_Exercise brief_:
Please provide the entries below again, word for word.

*** Supplied data Section Begins ***

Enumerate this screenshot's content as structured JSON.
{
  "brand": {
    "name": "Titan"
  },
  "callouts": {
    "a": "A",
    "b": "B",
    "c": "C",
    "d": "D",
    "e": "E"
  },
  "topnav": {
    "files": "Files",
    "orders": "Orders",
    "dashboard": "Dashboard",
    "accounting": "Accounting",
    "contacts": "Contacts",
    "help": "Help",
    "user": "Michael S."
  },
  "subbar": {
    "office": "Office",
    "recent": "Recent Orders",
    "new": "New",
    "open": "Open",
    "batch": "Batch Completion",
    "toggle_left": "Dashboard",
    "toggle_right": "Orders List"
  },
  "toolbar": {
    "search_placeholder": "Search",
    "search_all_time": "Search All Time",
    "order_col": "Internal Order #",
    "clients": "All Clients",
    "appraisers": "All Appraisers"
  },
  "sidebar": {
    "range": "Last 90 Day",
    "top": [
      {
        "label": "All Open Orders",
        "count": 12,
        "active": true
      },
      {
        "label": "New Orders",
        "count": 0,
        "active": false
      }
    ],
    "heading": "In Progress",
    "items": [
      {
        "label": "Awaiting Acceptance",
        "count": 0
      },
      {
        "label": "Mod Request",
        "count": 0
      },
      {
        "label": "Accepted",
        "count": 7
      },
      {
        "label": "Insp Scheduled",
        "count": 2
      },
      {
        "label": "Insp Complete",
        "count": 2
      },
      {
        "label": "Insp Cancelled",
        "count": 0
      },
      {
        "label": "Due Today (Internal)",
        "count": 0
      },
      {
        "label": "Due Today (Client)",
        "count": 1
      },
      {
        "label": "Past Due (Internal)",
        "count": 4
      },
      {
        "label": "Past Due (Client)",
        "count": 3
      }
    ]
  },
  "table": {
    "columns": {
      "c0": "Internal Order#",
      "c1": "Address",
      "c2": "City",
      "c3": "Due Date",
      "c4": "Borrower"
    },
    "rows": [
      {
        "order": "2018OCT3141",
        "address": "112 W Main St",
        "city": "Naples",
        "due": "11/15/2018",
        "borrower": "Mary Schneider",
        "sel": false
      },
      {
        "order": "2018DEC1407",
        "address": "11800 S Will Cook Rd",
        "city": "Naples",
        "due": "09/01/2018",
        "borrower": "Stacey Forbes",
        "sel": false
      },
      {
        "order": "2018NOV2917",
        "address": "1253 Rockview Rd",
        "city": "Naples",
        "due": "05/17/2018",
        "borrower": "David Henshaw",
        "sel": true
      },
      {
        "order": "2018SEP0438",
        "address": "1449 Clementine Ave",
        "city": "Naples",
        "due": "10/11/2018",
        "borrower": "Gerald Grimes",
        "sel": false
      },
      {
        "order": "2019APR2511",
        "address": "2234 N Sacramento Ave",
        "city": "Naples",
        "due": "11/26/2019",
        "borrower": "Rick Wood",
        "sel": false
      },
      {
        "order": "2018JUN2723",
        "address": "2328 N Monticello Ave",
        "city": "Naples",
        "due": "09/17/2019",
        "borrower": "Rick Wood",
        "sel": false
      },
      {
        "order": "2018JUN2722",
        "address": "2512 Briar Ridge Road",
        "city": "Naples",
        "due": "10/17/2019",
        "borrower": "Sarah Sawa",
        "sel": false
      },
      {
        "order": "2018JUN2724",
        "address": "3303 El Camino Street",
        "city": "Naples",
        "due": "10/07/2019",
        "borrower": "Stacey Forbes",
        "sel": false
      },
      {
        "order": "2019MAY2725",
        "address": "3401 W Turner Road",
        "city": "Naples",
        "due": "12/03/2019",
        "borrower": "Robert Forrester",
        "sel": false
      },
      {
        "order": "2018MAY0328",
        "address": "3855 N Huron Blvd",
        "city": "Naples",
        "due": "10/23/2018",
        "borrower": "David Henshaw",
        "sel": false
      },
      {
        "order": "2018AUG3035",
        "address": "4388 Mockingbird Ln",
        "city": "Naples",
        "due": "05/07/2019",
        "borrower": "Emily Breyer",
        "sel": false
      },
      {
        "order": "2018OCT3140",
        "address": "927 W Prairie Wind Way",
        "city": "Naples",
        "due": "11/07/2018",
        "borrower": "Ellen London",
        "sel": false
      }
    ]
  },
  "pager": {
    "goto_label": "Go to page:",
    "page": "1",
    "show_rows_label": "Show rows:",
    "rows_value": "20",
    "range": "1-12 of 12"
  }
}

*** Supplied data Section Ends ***

_Reply_:
Enumerate this screenshot's content as structured JSON.
{
  "brand": {
    "name": "Titan"
  },
  "callouts": {
    "a": "A",
    "b": "B",
    "c": "C",
    "d": "D",
    "e": "E"
  },
  "topnav": {
    "files": "Files",
    "orders": "Orders",
    "dashboard": "Dashboard",
    "accounting": "Accounting",
    "contacts": "Contacts",
    "help": "Help",
    "user": "Michael S."
  },
  "subbar": {
    "office": "Office",
    "recent": "Recent Orders",
    "new": "New",
    "open": "Open",
    "batch": "Batch Completion",
    "toggle_left": "Dashboard",
    "toggle_right": "Orders List"
  },
  "toolbar": {
    "search_placeholder": "Search",
    "search_all_time": "Search All Time",
    "order_col": "Internal Order #",
    "clients": "All Clients",
    "appraisers": "All Appraisers"
  },
  "sidebar": {
    "range": "Last 90 Day",
    "top": [
      {
        "label": "All Open Orders",
        "count": 12,
        "active": true
      },
      {
        "label": "New Orders",
        "count": 0,
        "active": false
      }
    ],
    "heading": "In Progress",
    "items": [
      {
        "label": "Awaiting Acceptance",
        "count": 0
      },
      {
        "label": "Mod Request",
        "count": 0
      },
      {
        "label": "Accepted",
        "count": 7
      },
      {
        "label": "Insp Scheduled",
        "count": 2
      },
      {
        "label": "Insp Complete",
        "count": 2
      },
      {
        "label": "Insp Cancelled",
        "count": 0
      },
      {
        "label": "Due Today (Internal)",
        "count": 0
      },
      {
        "label": "Due Today (Client)",
        "count": 1
      },
      {
        "label": "Past Due (Internal)",
        "count": 4
      },
      {
        "label": "Past Due (Client)",
        "count": 3
      }
    ]
  },
  "table": {
    "columns": {
      "c0": "Internal Order#",
      "c1": "Address",
      "c2": "City",
      "c3": "Due Date",
      "c4": "Borrower"
    },
    "rows": [
      {
        "order": "2018OCT3141",
        "address": "112 W Main St",
        "city": "Naples",
        "due": "11/15/2018",
        "borrower": "Mary Schneider",
        "sel": false
      },
      {
        "order": "2018DEC1407",
        "address": "11800 S Will Cook Rd",
        "city": "Naples",
        "due": "09/01/2018",
        "borrower": "Stacey Forbes",
        "sel": false
      },
      {
        "order": "2018NOV2917",
        "address": "1253 Rockview Rd",
        "city": "Naples",
        "due": "05/17/2018",
        "borrower": "David Henshaw",
        "sel": true
      },
      {
        "order": "2018SEP0438",
        "address": "1449 Clementine Ave",
        "city": "Naples",
        "due": "10/11/2018",
        "borrower": "Gerald Grimes",
        "sel": false
      },
      {
        "order": "2019APR2511",
        "address": "2234 N Sacramento Ave",
        "city": "Naples",
        "due": "11/26/2019",
        "borrower": "Rick Wood",
        "sel": false
      },
      {
        "order": "2018JUN2723",
        "address": "2328 N Monticello Ave",
        "city": "Naples",
        "due": "09/17/2019",
        "borrower": "Rick Wood",
        "sel": false
      },
      {
        "order": "2018JUN2722",
        "address": "2512 Briar Ridge Road",
        "city": "Naples",
        "due": "10/17/2019",
        "borrower": "Sarah Sawa",
        "sel": false
      },
      {
        "order": "2018JUN2724",
        "address": "3303 El Camino Street",
        "city": "Naples",
        "due": "10/07/2019",
        "borrower": "Stacey Forbes",
        "sel": false
      },
      {
        "order": "2019MAY2725",
        "address": "3401 W Turner Road",
        "city": "Naples",
        "due": "12/03/2019",
        "borrower": "Robert Forrester",
        "sel": false
      },
      {
        "order": "2018MAY0328",
        "address": "3855 N Huron Blvd",
        "city": "Naples",
        "due": "10/23/2018",
        "borrower": "David Henshaw",
        "sel": false
      },
      {
        "order": "2018AUG3035",
        "address": "4388 Mockingbird Ln",
        "city": "Naples",
        "due": "05/07/2019",
        "borrower": "Emily Breyer",
        "sel": false
      },
      {
        "order": "2018OCT3140",
        "address": "927 W Prairie Wind Way",
        "city": "Naples",
        "due": "11/07/2018",
        "borrower": "Ellen London",
        "sel": false
      }
    ]
  },
  "pager": {
    "goto_label": "Go to page:",
    "page": "1",
    "show_rows_label": "Show rows:",
    "rows_value": "20",
    "range": "1-12 of 12"
  }
}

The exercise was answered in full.